Fig. 12. Comparison between the analytical and numerical spring back
distance between the bottom rollers 650 mm (material tensile strength
= 292 MPa).

determined by Bouhlier [10] using empirical Eq. (3).


Rf =

R0
3 R y
1- 2 0
2 e E

1 R0 y
+ 2

2 e E

(3)

where E, y, and e are the Youngs modulus, yield stress, and


sheet thickness, respectively.
Fig. 12 shows that the numerical and analytical spring back
values were in good agreement. However, Bouhlier [10] has
assumed that the material has a perfect elasto-plastic behavior.
This behavior can be explained by the low plastic strain value
(between 0.2% and 3.2%), as previously observed (Fig. 9).

5. Conclusions
A mechanical dynamic analysis of steel sheet bending with
a three-roller machine was performed using the Abaqus/
Explicit code. First, the modeling was validated by comparing
the numerical and experimental results. Several maps were
then developed, enabling variations in desired ferrule diameters versus positions of the top roller and the distance between
the bottom rollers of both 14 and 30 mm sheet thicknesses.
Maps made the rolling process easier and faster. The residual
stress and plastic strain through the workpiece thickness were
estimated. Finally, the spring back obtained with the FE results were compared with an analytical solution obtained in a
similar study on the three-roller bending process. This comparison showed that the numerical and analytical results were
in good agreement.

References
[1] M. Hua, D. H. Sansome, K. P. Rao and K. Baines, Continuous four-roll plate bending process: Its bending mechanism
and influential parameters, Journal of Materials Processing
Technology, 45 (1994) 181-186.

[2] M. Hua, K. Baines and I. M. Cole, Bending mechanisms,

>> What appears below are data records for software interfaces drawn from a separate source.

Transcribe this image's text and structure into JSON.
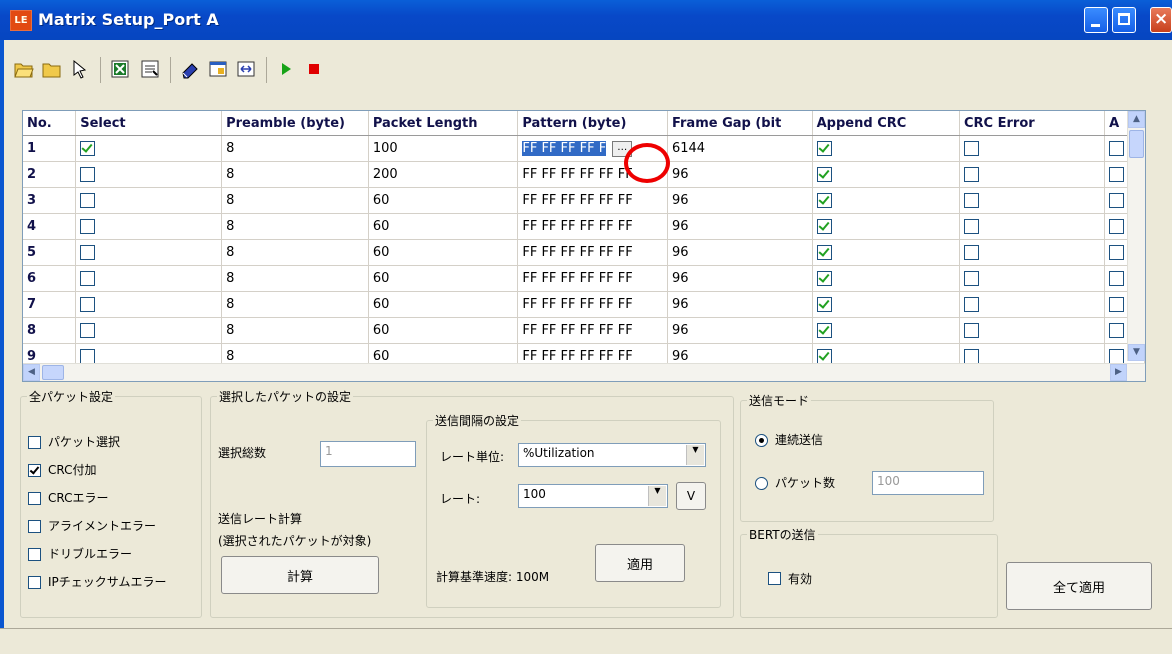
{
  "window": {
    "title": "Matrix Setup_Port A",
    "app_icon": "LE"
  },
  "toolbar": {
    "icons": [
      "open-folder-icon",
      "folder-icon",
      "pointer-icon",
      "excel-icon",
      "export-icon",
      "eraser-icon",
      "window-icon",
      "fit-width-icon",
      "play-icon",
      "stop-icon"
    ],
    "colors": {
      "play": "#17a317",
      "stop": "#e00000"
    }
  },
  "grid": {
    "columns": [
      "No.",
      "Select",
      "Preamble (byte)",
      "Packet Length",
      "Pattern (byte)",
      "Frame Gap (bit",
      "Append CRC",
      "CRC Error",
      "A"
    ],
    "rows": [
      {
        "no": "1",
        "select": true,
        "preamble": "8",
        "length": "100",
        "pattern": "FF FF FF FF F",
        "gap": "6144",
        "crc": true,
        "crc_error": false
      },
      {
        "no": "2",
        "select": false,
        "preamble": "8",
        "length": "200",
        "pattern": "FF FF FF FF FF FF",
        "gap": "96",
        "crc": true,
        "crc_error": false
      },
      {
        "no": "3",
        "select": false,
        "preamble": "8",
        "length": "60",
        "pattern": "FF FF FF FF FF FF",
        "gap": "96",
        "crc": true,
        "crc_error": false
      },
      {
        "no": "4",
        "select": false,
        "preamble": "8",
        "length": "60",
        "pattern": "FF FF FF FF FF FF",
        "gap": "96",
        "crc": true,
        "crc_error": false
      },
      {
        "no": "5",
        "select": false,
        "preamble": "8",
        "length": "60",
        "pattern": "FF FF FF FF FF FF",
        "gap": "96",
        "crc": true,
        "crc_error": false
      },
      {
        "no": "6",
        "select": false,
        "preamble": "8",
        "length": "60",
        "pattern": "FF FF FF FF FF FF",
        "gap": "96",
        "crc": true,
        "crc_error": false
      },
      {
        "no": "7",
        "select": false,
        "preamble": "8",
        "length": "60",
        "pattern": "FF FF FF FF FF FF",
        "gap": "96",
        "crc": true,
        "crc_error": false
      },
      {
        "no": "8",
        "select": false,
        "preamble": "8",
        "length": "60",
        "pattern": "FF FF FF FF FF FF",
        "gap": "96",
        "crc": true,
        "crc_error": false
      },
      {
        "no": "9",
        "select": false,
        "preamble": "8",
        "length": "60",
        "pattern": "FF FF FF FF FF FF",
        "gap": "96",
        "crc": true,
        "crc_error": false
      }
    ]
  },
  "all_packet": {
    "legend": "全パケット設定",
    "options": [
      {
        "label": "パケット選択",
        "checked": false
      },
      {
        "label": "CRC付加",
        "checked": true
      },
      {
        "label": "CRCエラー",
        "checked": false
      },
      {
        "label": "アライメントエラー",
        "checked": false
      },
      {
        "label": "ドリブルエラー",
        "checked": false
      },
      {
        "label": "IPチェックサムエラー",
        "checked": false
      }
    ]
  },
  "selected_packet": {
    "legend": "選択したパケットの設定",
    "total_label": "選択総数",
    "total_value": "1",
    "rate_calc_label": "送信レート計算",
    "rate_calc_note": "(選択されたパケットが対象)",
    "calc_button": "計算"
  },
  "interval": {
    "legend": "送信間隔の設定",
    "rate_unit_label": "レート単位:",
    "rate_unit_value": "%Utilization",
    "rate_label": "レート:",
    "rate_value": "100",
    "v_button": "V",
    "base_speed": "計算基準速度: 100M",
    "apply_button": "適用"
  },
  "send_mode": {
    "legend": "送信モード",
    "continuous": "連続送信",
    "packet_count": "パケット数",
    "packet_count_value": "100"
  },
  "bert": {
    "legend": "BERTの送信",
    "enable": "有効"
  },
  "apply_all_button": "全て適用"
}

experimental techniques and preliminary tests for the
continuous four-roll plate bending process, Journal of Materials Processing Technology, 48 (1995) 159-172.
[3] M. Hua, I. M. Cole, K. Baines and K. P. Rao, A formulation
for determining the single-pass mechanics of the continuous
four-roll thin plate bending process, Journal of Materials
Processing Technology, 67 (1997) 189-194.
[4] M. Yang and S. Shima, Simulation of pyramidal type threeroller bending process, Int. J. Mech. Sci., 30-12 (1988) 877886.
[5] A. H. Gandhi and H. K. Raval, Analytical and empirical
modeling of top roller position for three-roller cylindrical
bending of plates and its experimental verification, Journal
of materials processing technology, 197 (2008) 268-278.
[6] G. Y. Zhao, Y. L. Liu, H. Yang, C. H. Lu and R. J. Gu,
Three-dimensional finite-elements modeling and simulation
of rotary-draw bending process for thin-walled rectangular
tube, Materials Science and Engineering A, 499 (2009) 257261.
[7] X. Han and L. Hua, 3D FE modeling of cold rotary forging
of a ring workpiece, Journal of Materials Processing Technology, 209 (2009) 5353-5362.
[8] H. Karlsson, Abaqus/CAE users manuel, version 6.4,
Abaqus, Inc, 2007.
[9] M. Yang, S. Shima and T. Watanabe, Model base control for
three roller bending process of channel bar, Eng. Ind. Trans.
ASME, 112 (1990) 346-351.
[10] C. Bouhlier, Formage des tles fortes, Techniques
ingnieurs, B 7630 (1982) 5-19 (in french).

Ahmed Ktari received an engineering


diploma in materials engineering from
the National Engineering School of Sfax
(ENIS) in 2007. He is currently a Ph.D
student in materials science and engineering at ENIS. His major topics of
interest include fatigue and fracture,
mechanical behavior of materials, and
FE analysis problems.
Zied Antar obtained his engineering
diploma in materials engineering from
the National Engineering School of
Sfax (ENIS) in 2007. He finished a
master course in the eco-conception of
polymer and composites at the SouthBrittany University (UBS) in 2008. He
is presently a Ph.D student. His main
research is on the eco-conception of conductive polymer composites for energy production and storage.